Harper pulled up in time to avoid falling himself, adding a fraction of a second to his time, but his mark was still good enough to qualify seventh for Saturday’s final, while Kellebrew also stayed upright.

Saturday, Harper struggled with the early pace set in the final, but bided his time before making a move on the back stretch, moving up from eighth to sixth with a time of 1:59.22.

“You could see on that backstretch with about 200 to go in his face that he was hurting a little bit, but he was a warrior in that race,” Ramey said. “He was hurting and he still came back and started making up places. It was a fast race and he ran a smart race.”

Junior Jacoby Wolfe cleared the opening height of 6-2 to place in a tie for 12th in the high jump Saturday and was most of the way to clearing 6-3 on two occasions, but caught the bar with his lower legs both times.

“It was weird starting at 6-2, but at least I got that,” Wolfe said. “I think I’ll come back next year and will be a lot better if I keep progressing like I did last year to this year,”

The state meet did not unfold as senior Trevor Danielson might have expected or hoped it would have at this time last year, when he finished fourth with a mark of 199-10.

The Stanford commit has battled a back injury all season and didn’t look like himself Saturday, placing eighth at 175-0.

“It’s not how I wanted to end my career here, but I still have a lot more left this summer and beyond,” Danielson said. “I’ll get my hopes back up and work hard to get back where I was last year.”

Also contributing to the odd feeling of the meet for the Tiger boys was the absence of seniors Andy Tautfest and Jack Kerwin, whom head coach Brandon Ramey chose to hold out from competition for disciplinary reasons.

In addition to missing those two on the 4 x 100 relay, which did not finish the race after sophomore Colin Hyatt pulled up before finishing the first leg, Tautfest missed the 110 and 300 hurdles and Kerwin sat out the triple jump.

After finishing runner up in the 400 as a junior, this weekend’s state meet was also expected to be a showcase for Jonathan Bos, but a hamstring injury prevented him from qualifying for state.

He did make a brief appearance Saturday as a replacement on the 4x100 relay team, and despite missing out on the chance to compete for a state title in the 400, was in good spirits about what was a trying season.

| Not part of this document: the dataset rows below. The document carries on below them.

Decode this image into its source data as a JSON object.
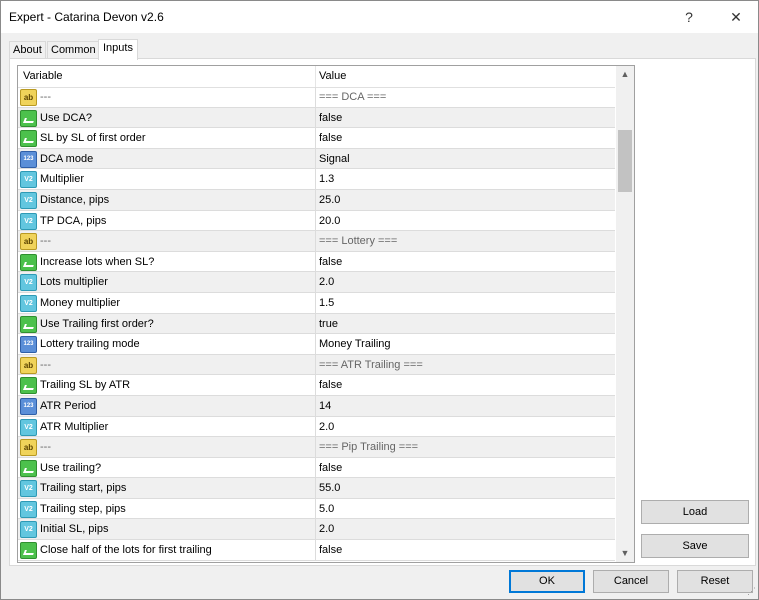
{
  "window": {
    "title": "Expert - Catarina Devon v2.6",
    "help_glyph": "?",
    "close_glyph": "✕"
  },
  "tabs": [
    {
      "label": "About"
    },
    {
      "label": "Common"
    },
    {
      "label": "Inputs",
      "active": true
    }
  ],
  "grid": {
    "col_variable": "Variable",
    "col_value": "Value",
    "rows": [
      {
        "icon": "ab",
        "variable": "---",
        "value": "=== DCA ==="
      },
      {
        "icon": "bool",
        "variable": "Use DCA?",
        "value": "false"
      },
      {
        "icon": "bool",
        "variable": "SL by SL of first order",
        "value": "false"
      },
      {
        "icon": "123",
        "variable": "DCA mode",
        "value": "Signal"
      },
      {
        "icon": "v2",
        "variable": "Multiplier",
        "value": "1.3"
      },
      {
        "icon": "v2",
        "variable": "Distance, pips",
        "value": "25.0"
      },
      {
        "icon": "v2",
        "variable": "TP DCA, pips",
        "value": "20.0"
      },
      {
        "icon": "ab",
        "variable": "---",
        "value": "=== Lottery ==="
      },
      {
        "icon": "bool",
        "variable": "Increase lots when SL?",
        "value": "false"
      },
      {
        "icon": "v2",
        "variable": "Lots multiplier",
        "value": "2.0"
      },
      {
        "icon": "v2",
        "variable": "Money multiplier",
        "value": "1.5"
      },
      {
        "icon": "bool",
        "variable": "Use Trailing first order?",
        "value": "true"
      },
      {
        "icon": "123",
        "variable": "Lottery trailing mode",
        "value": "Money Trailing"
      },
      {
        "icon": "ab",
        "variable": "---",
        "value": "=== ATR Trailing ==="
      },
      {
        "icon": "bool",
        "variable": "Trailing SL by ATR",
        "value": "false"
      },
      {
        "icon": "123",
        "variable": "ATR Period",
        "value": "14"
      },
      {
        "icon": "v2",
        "variable": "ATR Multiplier",
        "value": "2.0"
      },
      {
        "icon": "ab",
        "variable": "---",
        "value": "=== Pip Trailing ==="
      },
      {
        "icon": "bool",
        "variable": "Use trailing?",
        "value": "false"
      },
      {
        "icon": "v2",
        "variable": "Trailing start, pips",
        "value": "55.0"
      },
      {
        "icon": "v2",
        "variable": "Trailing step, pips",
        "value": "5.0"
      },
      {
        "icon": "v2",
        "variable": "Initial SL, pips",
        "value": "2.0"
      },
      {
        "icon": "bool",
        "variable": "Close half of the lots for first trailing",
        "value": "false"
      }
    ]
  },
  "icons": {
    "ab": {
      "name": "string-type-icon",
      "glyph": "ab"
    },
    "bool": {
      "name": "boolean-type-icon",
      "glyph": ""
    },
    "123": {
      "name": "integer-type-icon",
      "glyph": "123"
    },
    "v2": {
      "name": "double-type-icon",
      "glyph": "V2"
    }
  },
  "side_buttons": {
    "load": "Load",
    "save": "Save"
  },
  "footer_buttons": {
    "ok": "OK",
    "cancel": "Cancel",
    "reset": "Reset"
  }
}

“It just wasn’t meant to be,” he said. “There was a different purpose to this season than trying to run fast. I think I helped out my teammates and that was a good thing.”

Hyatt, who will be one of the team’s leaders next year, participated in the 200 Friday, finishing 13th in qualifying (23.00).

Emma Burridge was the only member of the girls squad to compete Saturday, but the sophomore was unable to clear the opening height of 5-0 in the high jump.

“It’s a daunting thing when you get down here and your opening height is close to your PR,” she said. “Then you look up and there’s 6,000 more people here than you’re used to seeing at your track meets, so just getting here and getting that experience is a huge deal.”

In the team standings, Central Catholic edged Grant 54-53 to win the 6A girls crown, while Jesuit cruised to the team title with 97 points in the boys meet, well ahead of runner-up Sheldon at 55.5.